MADRID (Reuters) - The former president of Catalonia, one of the most prominent political figures of democratic Spain, has been charged with money laundering as part of a long-running investigation into his hidden bank accounts.
Spain’s High Court said on Wednesday it has called Jordi Pujol and his wife to testify as formal suspects in February in a tax fraud and money laundering case.
Pujol, president of the wealthy northeastern region for 23 years, said last year that he had kept money undeclared outside Spain for over three decades after inheriting it from his father. The admission shocked Spain and particularly Catalonia just as an independence movement picked up steam.
Supporters of Catalan secession had seen the region as free of the corruption dogging the rest of Spain, where scandals have engulfed bankers, politicians and members of the royal family.
Pujol, 85, has not said how much was kept from tax authorities. But on Wednesday an investigating magistrate with the High Court said in a ruling that there was evidence Pujol and members of his family had moved multi-million euro sums between hidden bank accounts in countries such as Andorra.
“(This) reveals the existence of a pattern of behaviour perpetuated by members of the family for years,” the magistrate said in the written ruling.
The case has not yet gone to trial. In Spain magistrates can open cases and charge suspects in preliminary investigations as they weigh up whether there are grounds to pursue the allegations.
Pujol founded one of Catalonia’s most prominent political parties, Convergencia i Unio (CiU), which later endorsed a push for independence under his successor Artur Mas.
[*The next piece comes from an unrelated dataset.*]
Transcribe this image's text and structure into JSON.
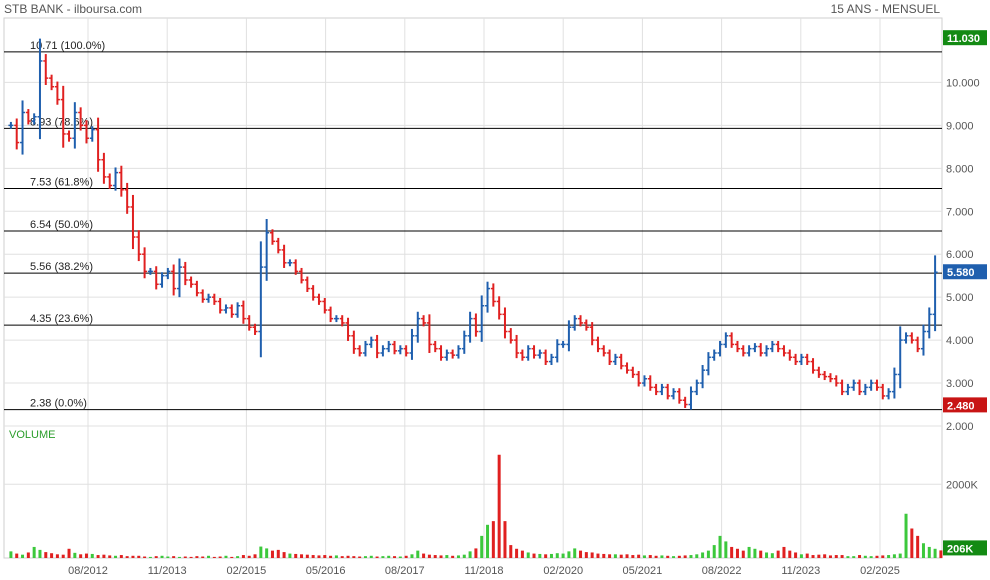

Reporting by Angus Berwick, Editing by Sarah White/Ruth Pitchford